From both Judaic and non-Judaic philosophy, we know the value of an open mind, the significance of respect for others and the importance of knowledge. Without these elements, we are incomplete human beings.
Hillel, when challenged to explain the Torah while standing on one foot, said, "That which is hateful to you, do not do to others. That is the whole of Torah; the rest is commentary; go and learn."
Montaigne, an influential 16th century French Renaissance writer, expressed his belief that it is not possible to achieve absolute certainty, adopting as his motto, "What do I know?"
One of the beauties of Judaism is its questioning nature. A keystone of our religious heritage is that arguing about actions, beliefs and even tradition is legitimate. But what happens when we apply our heritage to how our political discourse is conducted? Would Hillel be impressed with the quality of the dialogue used when it comes to deciding how we govern our nation?
John Locke, the 17th century English philosopher, said the mind at birth is a blank slate — tabula rasa — and that knowledge is solely determined by experience. Oscar Hammerstein II perhaps summed it up best in a song from South Pacific when he wrote the words: "You've got to be taught to hate and fear."
An open mind does not require compromising values. It does mean, however, listening to and understanding the arguments of those with whom we might disagree. Too often, those who seek our votes tear down the ideas of others, rather than explain their own. Why do they do it? Why, for example, are campaign ads and political discourse so negative? Because it works! At best, we hear empty slogans instead of meaningful explanations. Why do we, as Jews, with our heritage of critical analysis of everything, accept this behavior?
Demagogues — whether they be Hugo Chavez, Fidel Castro or Mahmoud Ahmadinejad — thrive on class warfare and public ignorance. To ensure that our republic remains intact for our children and grandchildren means obtaining and evaluating facts, not opinions — even if we do not particularly like the conclusions that result.
Knowledge requires the investment of time. How many voters understand the rules by which our government functions? Do they know, for example, that all tax legislation must originate in the House of Representatives and that although the president proposes a budget annually, Congress, not the president, determines how much money we spend?

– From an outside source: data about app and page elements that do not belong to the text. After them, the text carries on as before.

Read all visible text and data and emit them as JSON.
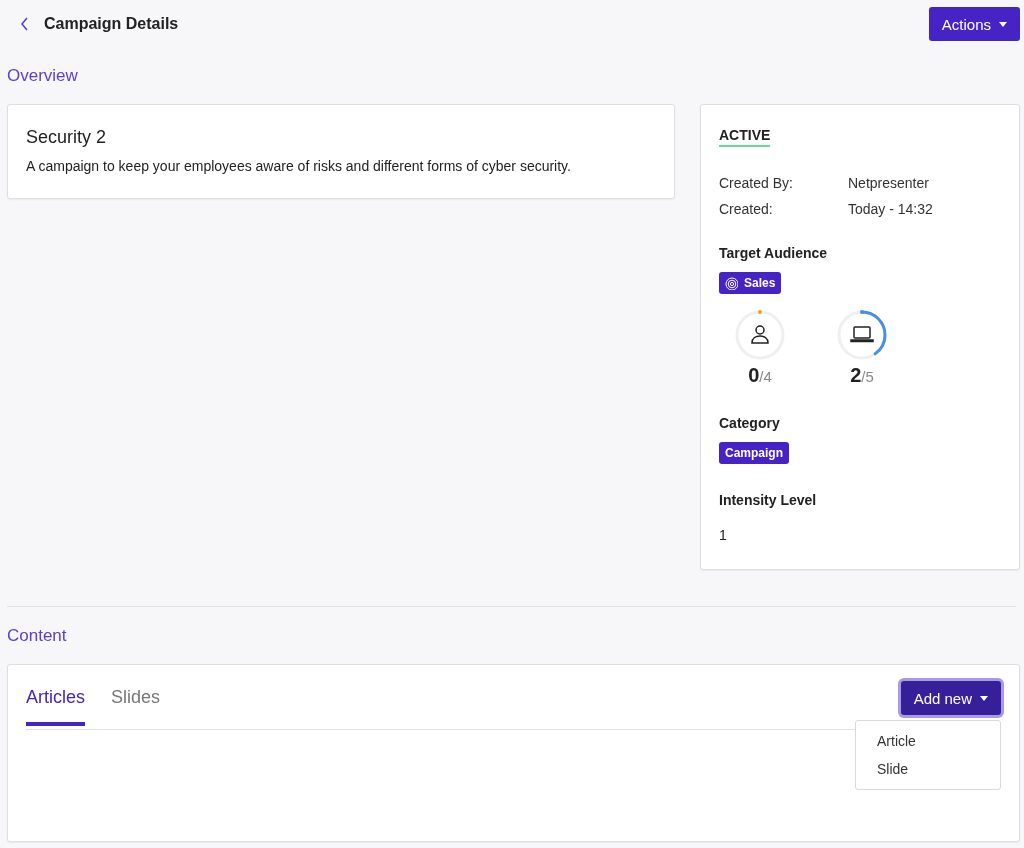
{
  "header": {
    "title": "Campaign Details",
    "actions_label": "Actions"
  },
  "overview": {
    "heading": "Overview",
    "name": "Security 2",
    "description": "A campaign to keep your employees aware of risks and different forms of cyber security."
  },
  "details": {
    "status": "ACTIVE",
    "fields": [
      {
        "label": "Created By:",
        "value": "Netpresenter"
      },
      {
        "label": "Created:",
        "value": "Today - 14:32"
      }
    ],
    "target_heading": "Target Audience",
    "target_tag": "Sales",
    "rings": [
      {
        "kind": "person",
        "level": 0,
        "color": "#f5a623",
        "count": "0",
        "total": "/4"
      },
      {
        "kind": "laptop",
        "level": 0.4,
        "color": "#4a90e2",
        "count": "2",
        "total": "/5"
      }
    ],
    "category_heading": "Category",
    "category_tag": "Campaign",
    "intensity_heading": "Intensity Level",
    "intensity_value": "1"
  },
  "content": {
    "heading": "Content",
    "tabs": [
      {
        "label": "Articles",
        "selected": true
      },
      {
        "label": "Slides",
        "selected": false
      }
    ],
    "add_label": "Add new",
    "menu_open": true,
    "menu": [
      "Article",
      "Slide"
    ]
  }
}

As a nation, we have multiple crises facing us. Here are a few:
· Iran has accelerated its enrichment of bomb-grade uranium. The United Nations International Atomic Energy Agency has stated that Tehran is developing a triggering device for a nuclear weapon.
· Medicare is estimated to run out of money in 12 years. And Social Security is not far behind, going bankrupt in less than 21 years, three years sooner than last year's projection.
· Our unemployment rate is over 8 percent — and if we included those who have given up looking for a job or can find only part-time work, the number would be close to 15 percent.
· The United States is borrowing over $1.2 trillion a year. For those of you who, like me, may not be able to relate to $1.2 trillion, it is equivalent to over $3 billion of borrowing a day, or more than $2 million per minute, 24/7, 365 days a year.
And those are only some of the big crises. There are a myriad of other problems that get scant attention in the media.
As when we study Torah, a refusal to identify issues, gather knowledge concerning them and then thoughtfully evaluate all points of view are the components of a lazy mind.
If we do not insist that our current and would-be leaders present solutions, instead of criticisms — and if we, ourselves, do not face our national problems with an open mind, respect for the views of others with whom we may disagree and a commitment to knowledge — our challenges will consume both us and those whom we love.
And that unquestionably would not be in keeping with the values of our Jewish heritage.
Robert M. Rubin of Huntingdon Valley is a retired senior executive of an international chemical company, an author and public speaker, who has served on multiple civic boards.